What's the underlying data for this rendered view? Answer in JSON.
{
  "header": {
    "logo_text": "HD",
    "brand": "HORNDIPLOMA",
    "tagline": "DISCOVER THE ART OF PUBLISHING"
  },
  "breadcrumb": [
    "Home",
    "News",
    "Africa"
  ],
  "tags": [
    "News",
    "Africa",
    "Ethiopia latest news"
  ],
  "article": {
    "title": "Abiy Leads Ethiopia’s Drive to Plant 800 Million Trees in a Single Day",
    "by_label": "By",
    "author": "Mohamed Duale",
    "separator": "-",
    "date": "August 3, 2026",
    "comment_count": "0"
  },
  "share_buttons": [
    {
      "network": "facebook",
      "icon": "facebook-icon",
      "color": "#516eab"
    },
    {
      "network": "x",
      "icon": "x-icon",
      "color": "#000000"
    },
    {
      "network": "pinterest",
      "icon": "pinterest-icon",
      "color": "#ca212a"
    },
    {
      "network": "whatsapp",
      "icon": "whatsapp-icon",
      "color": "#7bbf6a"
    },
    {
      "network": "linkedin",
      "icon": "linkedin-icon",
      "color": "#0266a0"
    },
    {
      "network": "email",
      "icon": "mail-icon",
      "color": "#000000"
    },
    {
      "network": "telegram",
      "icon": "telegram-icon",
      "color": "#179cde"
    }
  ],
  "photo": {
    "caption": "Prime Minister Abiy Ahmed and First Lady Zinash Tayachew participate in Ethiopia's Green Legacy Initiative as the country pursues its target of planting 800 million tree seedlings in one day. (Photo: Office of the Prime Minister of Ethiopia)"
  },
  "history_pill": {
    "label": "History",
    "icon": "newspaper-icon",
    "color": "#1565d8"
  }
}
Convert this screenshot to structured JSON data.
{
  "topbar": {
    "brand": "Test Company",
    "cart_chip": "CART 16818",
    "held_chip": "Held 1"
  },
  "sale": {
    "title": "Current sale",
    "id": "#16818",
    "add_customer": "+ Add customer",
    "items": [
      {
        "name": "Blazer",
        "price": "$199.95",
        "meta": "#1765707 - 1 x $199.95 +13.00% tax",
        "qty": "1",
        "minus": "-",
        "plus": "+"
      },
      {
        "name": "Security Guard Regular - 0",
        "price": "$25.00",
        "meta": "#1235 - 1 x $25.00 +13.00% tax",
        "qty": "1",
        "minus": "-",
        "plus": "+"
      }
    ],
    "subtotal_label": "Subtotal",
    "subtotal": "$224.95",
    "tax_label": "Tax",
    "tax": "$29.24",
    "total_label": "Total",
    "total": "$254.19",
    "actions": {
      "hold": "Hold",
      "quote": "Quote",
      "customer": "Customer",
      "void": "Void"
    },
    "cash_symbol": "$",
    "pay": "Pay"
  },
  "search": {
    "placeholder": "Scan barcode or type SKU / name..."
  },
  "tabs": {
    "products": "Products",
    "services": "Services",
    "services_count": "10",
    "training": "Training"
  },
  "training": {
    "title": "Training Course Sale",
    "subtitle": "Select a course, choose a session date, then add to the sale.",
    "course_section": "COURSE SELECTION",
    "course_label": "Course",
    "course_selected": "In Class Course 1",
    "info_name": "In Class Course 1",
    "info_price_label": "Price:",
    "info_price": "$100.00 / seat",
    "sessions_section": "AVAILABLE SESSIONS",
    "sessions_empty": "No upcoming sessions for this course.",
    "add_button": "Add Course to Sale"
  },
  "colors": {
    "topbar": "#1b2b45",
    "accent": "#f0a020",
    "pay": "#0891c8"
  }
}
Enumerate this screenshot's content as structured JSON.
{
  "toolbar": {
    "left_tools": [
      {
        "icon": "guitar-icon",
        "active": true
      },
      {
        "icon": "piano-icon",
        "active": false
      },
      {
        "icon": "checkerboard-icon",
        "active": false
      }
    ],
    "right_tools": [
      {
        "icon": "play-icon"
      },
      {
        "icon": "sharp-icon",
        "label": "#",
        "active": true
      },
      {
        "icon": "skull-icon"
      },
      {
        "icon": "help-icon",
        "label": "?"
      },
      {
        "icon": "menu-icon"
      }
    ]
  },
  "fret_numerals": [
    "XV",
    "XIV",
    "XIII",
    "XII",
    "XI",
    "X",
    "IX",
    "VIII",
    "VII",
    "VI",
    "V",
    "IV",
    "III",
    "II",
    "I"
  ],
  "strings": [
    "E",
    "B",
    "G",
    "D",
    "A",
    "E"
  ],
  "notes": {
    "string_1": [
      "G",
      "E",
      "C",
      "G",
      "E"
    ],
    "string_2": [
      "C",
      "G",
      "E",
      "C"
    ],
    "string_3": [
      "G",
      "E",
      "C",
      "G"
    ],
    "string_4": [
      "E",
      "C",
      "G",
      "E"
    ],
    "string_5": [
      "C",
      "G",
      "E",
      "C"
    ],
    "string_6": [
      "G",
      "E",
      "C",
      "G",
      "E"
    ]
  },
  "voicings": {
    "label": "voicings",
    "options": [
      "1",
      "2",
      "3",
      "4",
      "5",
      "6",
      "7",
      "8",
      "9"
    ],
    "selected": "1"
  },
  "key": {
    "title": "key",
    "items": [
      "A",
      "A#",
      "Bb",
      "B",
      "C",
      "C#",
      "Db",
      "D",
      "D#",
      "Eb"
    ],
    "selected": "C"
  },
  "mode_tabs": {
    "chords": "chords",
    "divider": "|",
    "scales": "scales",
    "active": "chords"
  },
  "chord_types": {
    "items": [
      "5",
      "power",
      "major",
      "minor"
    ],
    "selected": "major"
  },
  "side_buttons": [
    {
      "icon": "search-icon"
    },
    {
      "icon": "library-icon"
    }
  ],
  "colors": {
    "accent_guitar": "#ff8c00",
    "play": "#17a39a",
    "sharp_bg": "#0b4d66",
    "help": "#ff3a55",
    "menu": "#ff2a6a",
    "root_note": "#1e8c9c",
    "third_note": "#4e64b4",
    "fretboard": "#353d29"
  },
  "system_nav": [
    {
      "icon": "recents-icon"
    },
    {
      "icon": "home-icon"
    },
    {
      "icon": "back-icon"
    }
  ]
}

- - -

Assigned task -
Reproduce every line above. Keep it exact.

Result of the task -
What's the underlying data for this rendered view? Answer in JSON.
{
  "header": {
    "logo_text": "HD",
    "brand": "HORNDIPLOMA",
    "tagline": "DISCOVER THE ART OF PUBLISHING"
  },
  "breadcrumb": [
    "Home",
    "News",
    "Africa"
  ],
  "tags": [
    "News",
    "Africa",
    "Ethiopia latest news"
  ],
  "article": {
    "title": "Abiy Leads Ethiopia’s Drive to Plant 800 Million Trees in a Single Day",
    "by_label": "By",
    "author": "Mohamed Duale",
    "separator": "-",
    "date": "August 3, 2026",
    "comment_count": "0"
  },
  "share_buttons": [
    {
      "network": "facebook",
      "icon": "facebook-icon",
      "color": "#516eab"
    },
    {
      "network": "x",
      "icon": "x-icon",
      "color": "#000000"
    },
    {
      "network": "pinterest",
      "icon": "pinterest-icon",
      "color": "#ca212a"
    },
    {
      "network": "whatsapp",
      "icon": "whatsapp-icon",
      "color": "#7bbf6a"
    },
    {
      "network": "linkedin",
      "icon": "linkedin-icon",
      "color": "#0266a0"
    },
    {
      "network": "email",
      "icon": "mail-icon",
      "color": "#000000"
    },
    {
      "network": "telegram",
      "icon": "telegram-icon",
      "color": "#179cde"
    }
  ],
  "photo": {
    "caption": "Prime Minister Abiy Ahmed and First Lady Zinash Tayachew participate in Ethiopia's Green Legacy Initiative as the country pursues its target of planting 800 million tree seedlings in one day. (Photo: Office of the Prime Minister of Ethiopia)"
  },
  "history_pill": {
    "label": "History",
    "icon": "newspaper-icon",
    "color": "#1565d8"
  }
}
Convert this screenshot to structured JSON data.
{
  "topbar": {
    "brand": "Test Company",
    "cart_chip": "CART 16818",
    "held_chip": "Held 1"
  },
  "sale": {
    "title": "Current sale",
    "id": "#16818",
    "add_customer": "+ Add customer",
    "items": [
      {
        "name": "Blazer",
        "price": "$199.95",
        "meta": "#1765707 - 1 x $199.95 +13.00% tax",
        "qty": "1",
        "minus": "-",
        "plus": "+"
      },
      {
        "name": "Security Guard Regular - 0",
        "price": "$25.00",
        "meta": "#1235 - 1 x $25.00 +13.00% tax",
        "qty": "1",
        "minus": "-",
        "plus": "+"
      }
    ],
    "subtotal_label": "Subtotal",
    "subtotal": "$224.95",
    "tax_label": "Tax",
    "tax": "$29.24",
    "total_label": "Total",
    "total": "$254.19",
    "actions": {
      "hold": "Hold",
      "quote": "Quote",
      "customer": "Customer",
      "void": "Void"
    },
    "cash_symbol": "$",
    "pay": "Pay"
  },
  "search": {
    "placeholder": "Scan barcode or type SKU / name..."
  },
  "tabs": {
    "products": "Products",
    "services": "Services",
    "services_count": "10",
    "training": "Training"
  },
  "training": {
    "title": "Training Course Sale",
    "subtitle": "Select a course, choose a session date, then add to the sale.",
    "course_section": "COURSE SELECTION",
    "course_label": "Course",
    "course_selected": "In Class Course 1",
    "info_name": "In Class Course 1",
    "info_price_label": "Price:",
    "info_price": "$100.00 / seat",
    "sessions_section": "AVAILABLE SESSIONS",
    "sessions_empty": "No upcoming sessions for this course.",
    "add_button": "Add Course to Sale"
  },
  "colors": {
    "topbar": "#1b2b45",
    "accent": "#f0a020",
    "pay": "#0891c8"
  }
}
Enumerate this screenshot's content as structured JSON.
{
  "toolbar": {
    "left_tools": [
      {
        "icon": "guitar-icon",
        "active": true
      },
      {
        "icon": "piano-icon",
        "active": false
      },
      {
        "icon": "checkerboard-icon",
        "active": false
      }
    ],
    "right_tools": [
      {
        "icon": "play-icon"
      },
      {
        "icon": "sharp-icon",
        "label": "#",
        "active": true
      },
      {
        "icon": "skull-icon"
      },
      {
        "icon": "help-icon",
        "label": "?"
      },
      {
        "icon": "menu-icon"
      }
    ]
  },
  "fret_numerals": [
    "XV",
    "XIV",
    "XIII",
    "XII",
    "XI",
    "X",
    "IX",
    "VIII",
    "VII",
    "VI",
    "V",
    "IV",
    "III",
    "II",
    "I"
  ],
  "strings": [
    "E",
    "B",
    "G",
    "D",
    "A",
    "E"
  ],
  "notes": {
    "string_1": [
      "G",
      "E",
      "C",
      "G",
      "E"
    ],
    "string_2": [
      "C",
      "G",
      "E",
      "C"
    ],
    "string_3": [
      "G",
      "E",
      "C",
      "G"
    ],
    "string_4": [
      "E",
      "C",
      "G",
      "E"
    ],
    "string_5": [
      "C",
      "G",
      "E",
      "C"
    ],
    "string_6": [
      "G",
      "E",
      "C",
      "G",
      "E"
    ]
  },
  "voicings": {
    "label": "voicings",
    "options": [
      "1",
      "2",
      "3",
      "4",
      "5",
      "6",
      "7",
      "8",
      "9"
    ],
    "selected": "1"
  },
  "key": {
    "title": "key",
    "items": [
      "A",
      "A#",
      "Bb",
      "B",
      "C",
      "C#",
      "Db",
      "D",
      "D#",
      "Eb"
    ],
    "selected": "C"
  },
  "mode_tabs": {
    "chords": "chords",
    "divider": "|",
    "scales": "scales",
    "active": "chords"
  },
  "chord_types": {
    "items": [
      "5",
      "power",
      "major",
      "minor"
    ],
    "selected": "major"
  },
  "side_buttons": [
    {
      "icon": "search-icon"
    },
    {
      "icon": "library-icon"
    }
  ],
  "colors": {
    "accent_guitar": "#ff8c00",
    "play": "#17a39a",
    "sharp_bg": "#0b4d66",
    "help": "#ff3a55",
    "menu": "#ff2a6a",
    "root_note": "#1e8c9c",
    "third_note": "#4e64b4",
    "fretboard": "#353d29"
  },
  "system_nav": [
    {
      "icon": "recents-icon"
    },
    {
      "icon": "home-icon"
    },
    {
      "icon": "back-icon"
    }
  ]
}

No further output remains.